Required action: Go through the records and copy each line where the string "kind" occurs.

Task data:
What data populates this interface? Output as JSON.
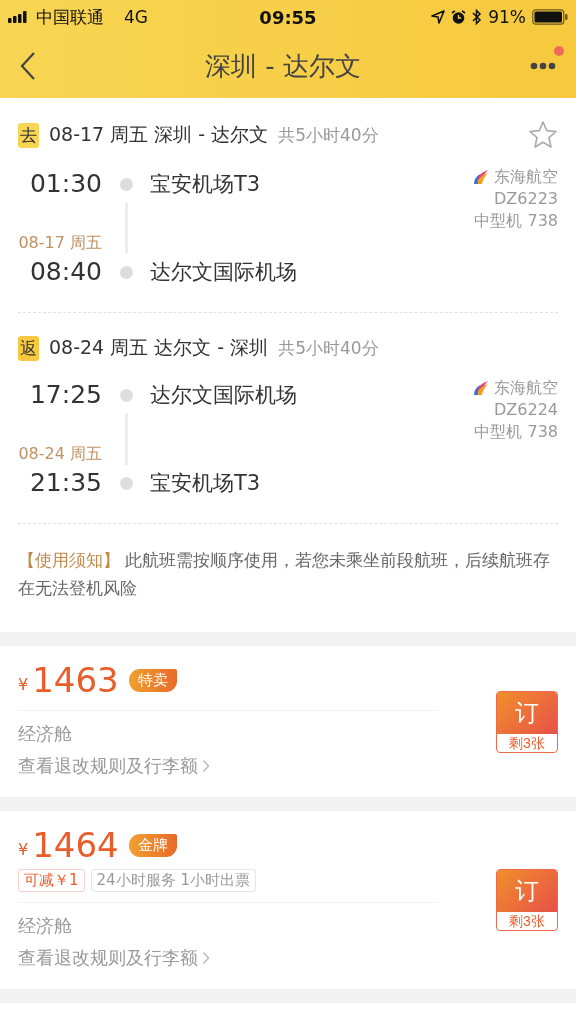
{
  "status_bar": {
    "carrier": "中国联通",
    "network": "4G",
    "time": "09:55",
    "battery": "91%"
  },
  "nav": {
    "title": "深圳 - 达尔文",
    "has_notification": true
  },
  "legs": [
    {
      "kind": "depart",
      "badge": "去",
      "date": "08-17 周五",
      "route": "深圳 - 达尔文",
      "duration": "共5小时40分",
      "favorited": false,
      "dep_time": "01:30",
      "dep_airport": "宝安机场T3",
      "arr_date": "08-17 周五",
      "arr_time": "08:40",
      "arr_airport": "达尔文国际机场",
      "airline": "东海航空",
      "flight_no": "DZ6223",
      "aircraft": "中型机 738"
    },
    {
      "kind": "return",
      "badge": "返",
      "date": "08-24 周五",
      "route": "达尔文 - 深圳",
      "duration": "共5小时40分",
      "dep_time": "17:25",
      "dep_airport": "达尔文国际机场",
      "arr_date": "08-24 周五",
      "arr_time": "21:35",
      "arr_airport": "宝安机场T3",
      "airline": "东海航空",
      "flight_no": "DZ6224",
      "aircraft": "中型机 738"
    }
  ],
  "notice": {
    "label": "【使用须知】",
    "text": "此航班需按顺序使用，若您未乘坐前段航班，后续航班存在无法登机风险"
  },
  "fares": [
    {
      "currency": "¥",
      "price": "1463",
      "tag": "特卖",
      "cabin": "经济舱",
      "rules_link": "查看退改规则及行李额",
      "book": "订",
      "remaining": "剩3张"
    },
    {
      "currency": "¥",
      "price": "1464",
      "tag": "金牌",
      "perks": [
        {
          "kind": "discount",
          "text": "可减￥1"
        },
        {
          "kind": "service",
          "text": "24小时服务 1小时出票"
        }
      ],
      "cabin": "经济舱",
      "rules_link": "查看退改规则及行李额",
      "book": "订",
      "remaining": "剩3张"
    }
  ]
}
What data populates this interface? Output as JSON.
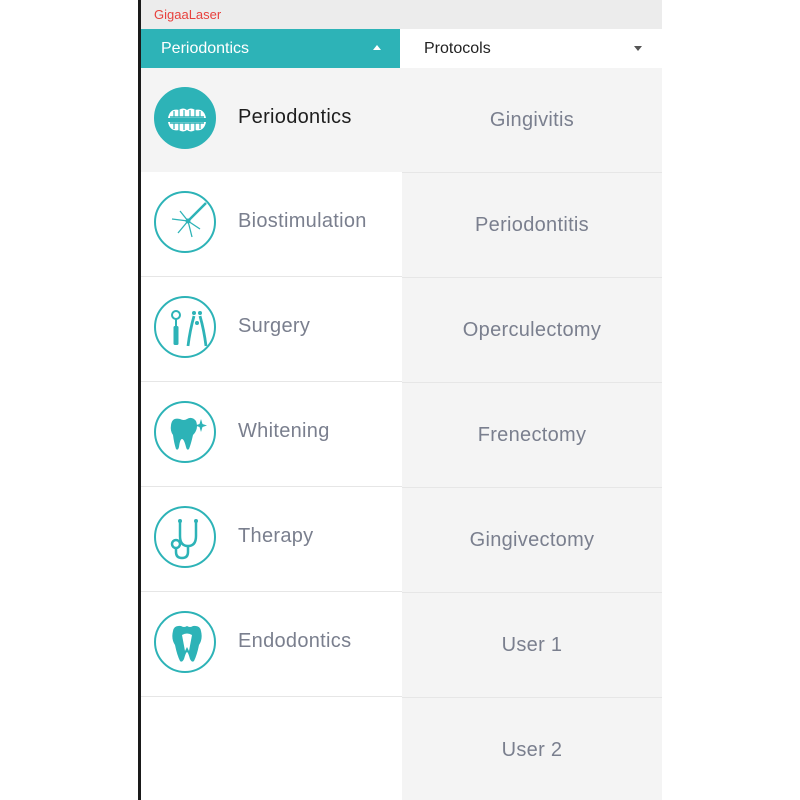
{
  "app": {
    "title": "GigaaLaser"
  },
  "category_dropdown": {
    "selected": "Periodontics",
    "icon": "triangle-up"
  },
  "protocol_dropdown": {
    "selected": "Protocols",
    "icon": "triangle-down"
  },
  "categories": [
    {
      "label": "Periodontics",
      "icon": "teeth-icon",
      "selected": true
    },
    {
      "label": "Biostimulation",
      "icon": "laser-icon",
      "selected": false
    },
    {
      "label": "Surgery",
      "icon": "dental-tools-icon",
      "selected": false
    },
    {
      "label": "Whitening",
      "icon": "sparkle-tooth-icon",
      "selected": false
    },
    {
      "label": "Therapy",
      "icon": "stethoscope-icon",
      "selected": false
    },
    {
      "label": "Endodontics",
      "icon": "tooth-root-icon",
      "selected": false
    }
  ],
  "protocols": [
    {
      "label": "Gingivitis"
    },
    {
      "label": "Periodontitis"
    },
    {
      "label": "Operculectomy"
    },
    {
      "label": "Frenectomy"
    },
    {
      "label": "Gingivectomy"
    },
    {
      "label": "User 1"
    },
    {
      "label": "User 2"
    }
  ],
  "colors": {
    "accent": "#2db3b7",
    "title_red": "#e8413d",
    "text_gray": "#7a7f8e"
  }
}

The completed task:
      "kind": "depart",
      "kind": "return",
          "kind": "discount",
          "kind": "service",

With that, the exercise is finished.